Strippers and brothel workers are experiencing an unprecedented drop in income due to a lack of customers and clients. Misclassified as self-employed, workers have no rights to a basic wage or even statutory sick pay.
Agency workers and independent escorts, who are self-employed, are also experiencing an alarming level of cancellations and lost revenue as countries close borders and corporations introduce travel bans, disrupting the flow of clients. As people are being encouraged to avoid physical contact and, increasingly, to work from home, bookings with sex workers across the industry have drastically reduced. This leaves full service sex workers feeling an increased pressure to see dangerous and boundary-pushing clients, which they would previously have been able to avoid. In an industry already made unsafe by bad laws, COVID-19 has increased levels of physical risk to workers.
Sex workers with low immunity who entered the industry because they were unable to survive on inadequate government disability payments are particularly vulnerable right now, as some clients are attempting to book workers whilst in quarantine.
Many sex workers are still criminalised, with no access to basic labour rights, including SSP or the right to organise through a trade union, because their workplaces are illegal.
In the long term, United Sex Workers collaborates with Decrim Now and other sex workers led organisation in campaigning for the full decriminalisation of sex work.
We call now for an immediate stop to raids, arrests and all other forms of intimidation and harassment of sex workers (in brothels, flats, on the streets and of independent workers sharing a space for safety) and for financial support, in the form of universal basic income, for all workers affected by the crisis, in the sex industry and all other sectors.

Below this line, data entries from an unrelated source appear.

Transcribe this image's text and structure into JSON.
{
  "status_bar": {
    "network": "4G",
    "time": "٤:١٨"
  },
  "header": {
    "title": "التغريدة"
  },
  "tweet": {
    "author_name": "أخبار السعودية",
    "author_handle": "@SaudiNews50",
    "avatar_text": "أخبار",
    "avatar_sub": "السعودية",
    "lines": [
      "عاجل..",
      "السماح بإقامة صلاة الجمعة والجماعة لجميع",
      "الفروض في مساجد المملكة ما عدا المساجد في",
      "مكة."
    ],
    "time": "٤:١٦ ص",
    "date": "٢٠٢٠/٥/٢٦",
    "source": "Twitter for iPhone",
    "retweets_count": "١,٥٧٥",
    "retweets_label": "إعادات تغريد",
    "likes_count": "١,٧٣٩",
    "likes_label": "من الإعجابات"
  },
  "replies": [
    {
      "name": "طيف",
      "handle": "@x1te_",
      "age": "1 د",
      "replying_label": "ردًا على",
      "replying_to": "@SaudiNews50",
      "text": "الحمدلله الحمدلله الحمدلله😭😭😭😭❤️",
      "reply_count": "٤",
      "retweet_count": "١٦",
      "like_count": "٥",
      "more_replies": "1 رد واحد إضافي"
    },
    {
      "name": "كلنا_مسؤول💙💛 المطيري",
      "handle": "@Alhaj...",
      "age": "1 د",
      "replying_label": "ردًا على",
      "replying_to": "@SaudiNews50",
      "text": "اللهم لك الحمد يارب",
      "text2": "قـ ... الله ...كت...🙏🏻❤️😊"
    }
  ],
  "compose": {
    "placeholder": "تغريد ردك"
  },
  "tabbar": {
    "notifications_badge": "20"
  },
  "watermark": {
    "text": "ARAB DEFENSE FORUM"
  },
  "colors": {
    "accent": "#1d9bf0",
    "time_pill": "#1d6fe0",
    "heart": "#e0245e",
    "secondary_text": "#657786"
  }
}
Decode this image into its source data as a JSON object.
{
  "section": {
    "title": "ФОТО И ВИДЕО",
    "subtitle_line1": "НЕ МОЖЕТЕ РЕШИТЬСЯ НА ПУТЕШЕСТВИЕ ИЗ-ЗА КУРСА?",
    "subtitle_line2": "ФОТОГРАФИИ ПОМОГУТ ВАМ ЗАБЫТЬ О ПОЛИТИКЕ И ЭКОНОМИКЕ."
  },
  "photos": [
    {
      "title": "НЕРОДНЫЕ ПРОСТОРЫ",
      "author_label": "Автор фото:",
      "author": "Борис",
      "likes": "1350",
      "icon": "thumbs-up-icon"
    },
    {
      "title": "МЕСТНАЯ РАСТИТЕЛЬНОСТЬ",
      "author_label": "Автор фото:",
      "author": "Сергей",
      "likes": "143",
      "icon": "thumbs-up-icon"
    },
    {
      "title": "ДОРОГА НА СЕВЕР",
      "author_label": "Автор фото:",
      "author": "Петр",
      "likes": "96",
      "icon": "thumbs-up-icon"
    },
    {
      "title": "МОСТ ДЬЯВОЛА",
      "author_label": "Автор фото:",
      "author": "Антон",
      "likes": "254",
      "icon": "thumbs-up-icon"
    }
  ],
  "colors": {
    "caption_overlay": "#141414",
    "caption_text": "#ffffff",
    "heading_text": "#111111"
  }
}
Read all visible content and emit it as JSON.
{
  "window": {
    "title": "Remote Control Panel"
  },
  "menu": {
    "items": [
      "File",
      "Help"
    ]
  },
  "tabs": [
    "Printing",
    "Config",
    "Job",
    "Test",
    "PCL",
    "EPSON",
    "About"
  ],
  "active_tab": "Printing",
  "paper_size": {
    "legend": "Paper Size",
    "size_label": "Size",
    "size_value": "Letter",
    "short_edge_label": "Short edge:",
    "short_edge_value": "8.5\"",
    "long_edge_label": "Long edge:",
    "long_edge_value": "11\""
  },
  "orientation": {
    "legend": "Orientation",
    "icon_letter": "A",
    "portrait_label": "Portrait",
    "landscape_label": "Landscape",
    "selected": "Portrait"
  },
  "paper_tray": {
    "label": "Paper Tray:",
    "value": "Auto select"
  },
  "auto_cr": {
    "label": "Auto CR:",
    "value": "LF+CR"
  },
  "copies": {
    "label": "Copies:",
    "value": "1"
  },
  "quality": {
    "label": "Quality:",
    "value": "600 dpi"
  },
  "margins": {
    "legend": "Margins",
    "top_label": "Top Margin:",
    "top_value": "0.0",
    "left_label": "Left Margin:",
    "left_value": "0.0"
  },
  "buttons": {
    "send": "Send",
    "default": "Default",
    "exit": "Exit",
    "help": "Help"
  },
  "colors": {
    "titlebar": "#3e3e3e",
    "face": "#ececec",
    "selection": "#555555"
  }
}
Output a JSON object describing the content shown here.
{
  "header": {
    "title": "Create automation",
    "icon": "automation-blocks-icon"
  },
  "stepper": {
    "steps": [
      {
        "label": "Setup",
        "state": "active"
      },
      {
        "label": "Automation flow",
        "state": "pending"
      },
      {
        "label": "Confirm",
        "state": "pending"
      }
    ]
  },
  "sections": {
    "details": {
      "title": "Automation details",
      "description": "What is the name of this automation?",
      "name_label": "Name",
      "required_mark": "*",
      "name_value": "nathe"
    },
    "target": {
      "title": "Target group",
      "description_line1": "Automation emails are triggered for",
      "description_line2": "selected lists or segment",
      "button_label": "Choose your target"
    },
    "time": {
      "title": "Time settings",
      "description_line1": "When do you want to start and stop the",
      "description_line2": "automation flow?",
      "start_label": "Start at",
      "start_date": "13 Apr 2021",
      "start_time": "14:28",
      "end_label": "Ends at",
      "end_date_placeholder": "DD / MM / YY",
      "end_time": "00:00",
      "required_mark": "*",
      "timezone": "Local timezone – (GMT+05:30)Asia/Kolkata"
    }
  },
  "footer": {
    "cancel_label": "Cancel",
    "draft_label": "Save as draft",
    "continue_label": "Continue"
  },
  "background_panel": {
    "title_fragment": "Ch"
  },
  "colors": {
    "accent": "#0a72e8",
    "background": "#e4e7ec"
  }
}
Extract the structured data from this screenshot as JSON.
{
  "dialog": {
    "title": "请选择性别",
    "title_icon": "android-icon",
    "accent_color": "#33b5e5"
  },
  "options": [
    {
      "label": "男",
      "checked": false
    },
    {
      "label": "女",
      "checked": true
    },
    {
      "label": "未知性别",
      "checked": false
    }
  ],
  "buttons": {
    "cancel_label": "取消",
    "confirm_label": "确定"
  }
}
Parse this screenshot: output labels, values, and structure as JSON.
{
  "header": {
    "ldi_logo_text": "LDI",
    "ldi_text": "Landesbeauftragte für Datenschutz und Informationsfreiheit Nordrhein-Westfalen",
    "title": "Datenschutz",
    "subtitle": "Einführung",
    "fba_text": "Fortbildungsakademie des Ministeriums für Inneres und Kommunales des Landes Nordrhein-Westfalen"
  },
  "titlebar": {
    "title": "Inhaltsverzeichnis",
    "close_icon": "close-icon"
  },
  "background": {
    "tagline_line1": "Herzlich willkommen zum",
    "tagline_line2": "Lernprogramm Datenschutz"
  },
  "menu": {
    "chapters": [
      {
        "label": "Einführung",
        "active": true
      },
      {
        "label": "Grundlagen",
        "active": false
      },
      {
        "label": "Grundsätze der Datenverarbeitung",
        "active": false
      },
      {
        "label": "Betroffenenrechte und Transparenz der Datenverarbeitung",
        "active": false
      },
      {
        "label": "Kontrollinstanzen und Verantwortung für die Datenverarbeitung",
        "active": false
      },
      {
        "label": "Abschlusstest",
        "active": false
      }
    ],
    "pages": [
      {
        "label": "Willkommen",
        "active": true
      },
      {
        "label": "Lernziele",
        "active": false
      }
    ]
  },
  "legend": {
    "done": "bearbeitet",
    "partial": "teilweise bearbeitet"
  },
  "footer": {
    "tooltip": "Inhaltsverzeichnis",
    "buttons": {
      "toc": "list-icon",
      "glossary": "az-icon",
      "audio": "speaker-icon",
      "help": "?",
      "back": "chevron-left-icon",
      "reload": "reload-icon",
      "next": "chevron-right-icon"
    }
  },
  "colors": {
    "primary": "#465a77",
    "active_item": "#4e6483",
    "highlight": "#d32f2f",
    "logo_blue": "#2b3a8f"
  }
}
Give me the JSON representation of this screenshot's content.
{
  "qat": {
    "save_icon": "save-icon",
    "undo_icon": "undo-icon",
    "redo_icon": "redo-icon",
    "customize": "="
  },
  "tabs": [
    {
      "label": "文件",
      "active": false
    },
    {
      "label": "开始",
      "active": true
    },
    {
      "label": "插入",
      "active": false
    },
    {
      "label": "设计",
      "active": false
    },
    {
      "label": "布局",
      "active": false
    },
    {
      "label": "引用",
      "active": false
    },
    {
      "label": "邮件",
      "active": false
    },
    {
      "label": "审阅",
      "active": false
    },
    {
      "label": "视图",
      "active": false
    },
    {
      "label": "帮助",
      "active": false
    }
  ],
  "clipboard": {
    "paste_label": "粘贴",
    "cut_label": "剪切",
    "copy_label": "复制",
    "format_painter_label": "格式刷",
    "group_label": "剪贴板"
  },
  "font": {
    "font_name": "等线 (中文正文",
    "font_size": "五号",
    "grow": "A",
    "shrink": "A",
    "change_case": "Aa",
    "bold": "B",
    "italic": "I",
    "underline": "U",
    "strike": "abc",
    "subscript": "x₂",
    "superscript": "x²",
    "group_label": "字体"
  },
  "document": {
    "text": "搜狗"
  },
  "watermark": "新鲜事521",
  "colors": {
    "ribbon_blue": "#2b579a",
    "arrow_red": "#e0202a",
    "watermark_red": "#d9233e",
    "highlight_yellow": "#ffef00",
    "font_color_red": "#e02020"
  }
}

For sex workers in crisis, SWARM have set-up a hardship fund and are asking allies, organisations and others sex workers to give what they can.